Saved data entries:
--------------------------------------------------

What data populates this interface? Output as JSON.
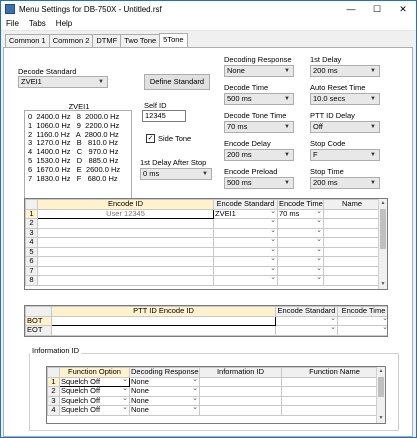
{
  "window": {
    "title": "Menu Settings for DB-750X - Untitled.rsf"
  },
  "titlebar_buttons": {
    "minimize": "—",
    "maximize": "☐",
    "close": "✕"
  },
  "menu": [
    "File",
    "Tabs",
    "Help"
  ],
  "tabs": [
    "Common 1",
    "Common 2",
    "DTMF",
    "Two Tone",
    "5Tone"
  ],
  "decode_standard": {
    "label": "Decode Standard",
    "value": "ZVEI1"
  },
  "define_standard_button": "Define Standard",
  "zvei_table": {
    "title": "ZVEI1",
    "rows": [
      "0  2400.0 Hz   8  2000.0 Hz",
      "1  1060.0 Hz   9  2200.0 Hz",
      "2  1160.0 Hz   A  2800.0 Hz",
      "3  1270.0 Hz   B   810.0 Hz",
      "4  1400.0 Hz   C   970.0 Hz",
      "5  1530.0 Hz   D   885.0 Hz",
      "6  1670.0 Hz   E  2600.0 Hz",
      "7  1830.0 Hz   F   680.0 Hz"
    ]
  },
  "self_id": {
    "label": "Self ID",
    "value": "12345"
  },
  "side_tone": {
    "label": "Side Tone",
    "checked": true,
    "mark": "✓"
  },
  "first_delay_after_stop": {
    "label": "1st Delay After Stop",
    "value": "0 ms"
  },
  "decoding_response": {
    "label": "Decoding Response",
    "value": "None"
  },
  "decode_time": {
    "label": "Decode Time",
    "value": "500 ms"
  },
  "decode_tone_time": {
    "label": "Decode Tone Time",
    "value": "70 ms"
  },
  "encode_delay": {
    "label": "Encode Delay",
    "value": "200 ms"
  },
  "encode_preload": {
    "label": "Encode Preload",
    "value": "500 ms"
  },
  "first_delay": {
    "label": "1st Delay",
    "value": "200 ms"
  },
  "auto_reset_time": {
    "label": "Auto Reset Time",
    "value": "10.0 secs"
  },
  "ptt_id_delay": {
    "label": "PTT ID Delay",
    "value": "Off"
  },
  "stop_code": {
    "label": "Stop Code",
    "value": "F"
  },
  "stop_time": {
    "label": "Stop Time",
    "value": "200 ms"
  },
  "encode_table": {
    "headers": [
      "Encode ID",
      "Encode Standard",
      "Encode Time",
      "Name"
    ],
    "rows": [
      {
        "num": "1",
        "id": "User 12345",
        "std": "ZVEI1",
        "time": "70 ms",
        "name": ""
      },
      {
        "num": "2",
        "id": "",
        "std": "",
        "time": "",
        "name": ""
      },
      {
        "num": "3",
        "id": "",
        "std": "",
        "time": "",
        "name": ""
      },
      {
        "num": "4",
        "id": "",
        "std": "",
        "time": "",
        "name": ""
      },
      {
        "num": "5",
        "id": "",
        "std": "",
        "time": "",
        "name": ""
      },
      {
        "num": "6",
        "id": "",
        "std": "",
        "time": "",
        "name": ""
      },
      {
        "num": "7",
        "id": "",
        "std": "",
        "time": "",
        "name": ""
      },
      {
        "num": "8",
        "id": "",
        "std": "",
        "time": "",
        "name": ""
      }
    ]
  },
  "ptt_table": {
    "headers": [
      "PTT ID Encode ID",
      "Encode Standard",
      "Encode Time"
    ],
    "rows": [
      {
        "num": "BOT",
        "id": "",
        "std": "",
        "time": ""
      },
      {
        "num": "EOT",
        "id": "",
        "std": "",
        "time": ""
      }
    ]
  },
  "information_id": {
    "title": "Information ID",
    "headers": [
      "Function Option",
      "Decoding Response",
      "Information ID",
      "Function Name"
    ],
    "rows": [
      {
        "num": "1",
        "opt": "Squelch Off",
        "resp": "None",
        "info": "",
        "name": ""
      },
      {
        "num": "2",
        "opt": "Squelch Off",
        "resp": "None",
        "info": "",
        "name": ""
      },
      {
        "num": "3",
        "opt": "Squelch Off",
        "resp": "None",
        "info": "",
        "name": ""
      },
      {
        "num": "4",
        "opt": "Squelch Off",
        "resp": "None",
        "info": "",
        "name": ""
      }
    ]
  }
}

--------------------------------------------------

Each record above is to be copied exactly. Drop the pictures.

What data populates this interface? Output as JSON.
{
  "window": {
    "title": "Menu Settings for DB-750X - Untitled.rsf"
  },
  "titlebar_buttons": {
    "minimize": "—",
    "maximize": "☐",
    "close": "✕"
  },
  "menu": [
    "File",
    "Tabs",
    "Help"
  ],
  "tabs": [
    "Common 1",
    "Common 2",
    "DTMF",
    "Two Tone",
    "5Tone"
  ],
  "decode_standard": {
    "label": "Decode Standard",
    "value": "ZVEI1"
  },
  "define_standard_button": "Define Standard",
  "zvei_table": {
    "title": "ZVEI1",
    "rows": [
      "0  2400.0 Hz   8  2000.0 Hz",
      "1  1060.0 Hz   9  2200.0 Hz",
      "2  1160.0 Hz   A  2800.0 Hz",
      "3  1270.0 Hz   B   810.0 Hz",
      "4  1400.0 Hz   C   970.0 Hz",
      "5  1530.0 Hz   D   885.0 Hz",
      "6  1670.0 Hz   E  2600.0 Hz",
      "7  1830.0 Hz   F   680.0 Hz"
    ]
  },
  "self_id": {
    "label": "Self ID",
    "value": "12345"
  },
  "side_tone": {
    "label": "Side Tone",
    "checked": true,
    "mark": "✓"
  },
  "first_delay_after_stop": {
    "label": "1st Delay After Stop",
    "value": "0 ms"
  },
  "decoding_response": {
    "label": "Decoding Response",
    "value": "None"
  },
  "decode_time": {
    "label": "Decode Time",
    "value": "500 ms"
  },
  "decode_tone_time": {
    "label": "Decode Tone Time",
    "value": "70 ms"
  },
  "encode_delay": {
    "label": "Encode Delay",
    "value": "200 ms"
  },
  "encode_preload": {
    "label": "Encode Preload",
    "value": "500 ms"
  },
  "first_delay": {
    "label": "1st Delay",
    "value": "200 ms"
  },
  "auto_reset_time": {
    "label": "Auto Reset Time",
    "value": "10.0 secs"
  },
  "ptt_id_delay": {
    "label": "PTT ID Delay",
    "value": "Off"
  },
  "stop_code": {
    "label": "Stop Code",
    "value": "F"
  },
  "stop_time": {
    "label": "Stop Time",
    "value": "200 ms"
  },
  "encode_table": {
    "headers": [
      "Encode ID",
      "Encode Standard",
      "Encode Time",
      "Name"
    ],
    "rows": [
      {
        "num": "1",
        "id": "User 12345",
        "std": "ZVEI1",
        "time": "70 ms",
        "name": ""
      },
      {
        "num": "2",
        "id": "",
        "std": "",
        "time": "",
        "name": ""
      },
      {
        "num": "3",
        "id": "",
        "std": "",
        "time": "",
        "name": ""
      },
      {
        "num": "4",
        "id": "",
        "std": "",
        "time": "",
        "name": ""
      },
      {
        "num": "5",
        "id": "",
        "std": "",
        "time": "",
        "name": ""
      },
      {
        "num": "6",
        "id": "",
        "std": "",
        "time": "",
        "name": ""
      },
      {
        "num": "7",
        "id": "",
        "std": "",
        "time": "",
        "name": ""
      },
      {
        "num": "8",
        "id": "",
        "std": "",
        "time": "",
        "name": ""
      }
    ]
  },
  "ptt_table": {
    "headers": [
      "PTT ID Encode ID",
      "Encode Standard",
      "Encode Time"
    ],
    "rows": [
      {
        "num": "BOT",
        "id": "",
        "std": "",
        "time": ""
      },
      {
        "num": "EOT",
        "id": "",
        "std": "",
        "time": ""
      }
    ]
  },
  "information_id": {
    "title": "Information ID",
    "headers": [
      "Function Option",
      "Decoding Response",
      "Information ID",
      "Function Name"
    ],
    "rows": [
      {
        "num": "1",
        "opt": "Squelch Off",
        "resp": "None",
        "info": "",
        "name": ""
      },
      {
        "num": "2",
        "opt": "Squelch Off",
        "resp": "None",
        "info": "",
        "name": ""
      },
      {
        "num": "3",
        "opt": "Squelch Off",
        "resp": "None",
        "info": "",
        "name": ""
      },
      {
        "num": "4",
        "opt": "Squelch Off",
        "resp": "None",
        "info": "",
        "name": ""
      }
    ]
  }
}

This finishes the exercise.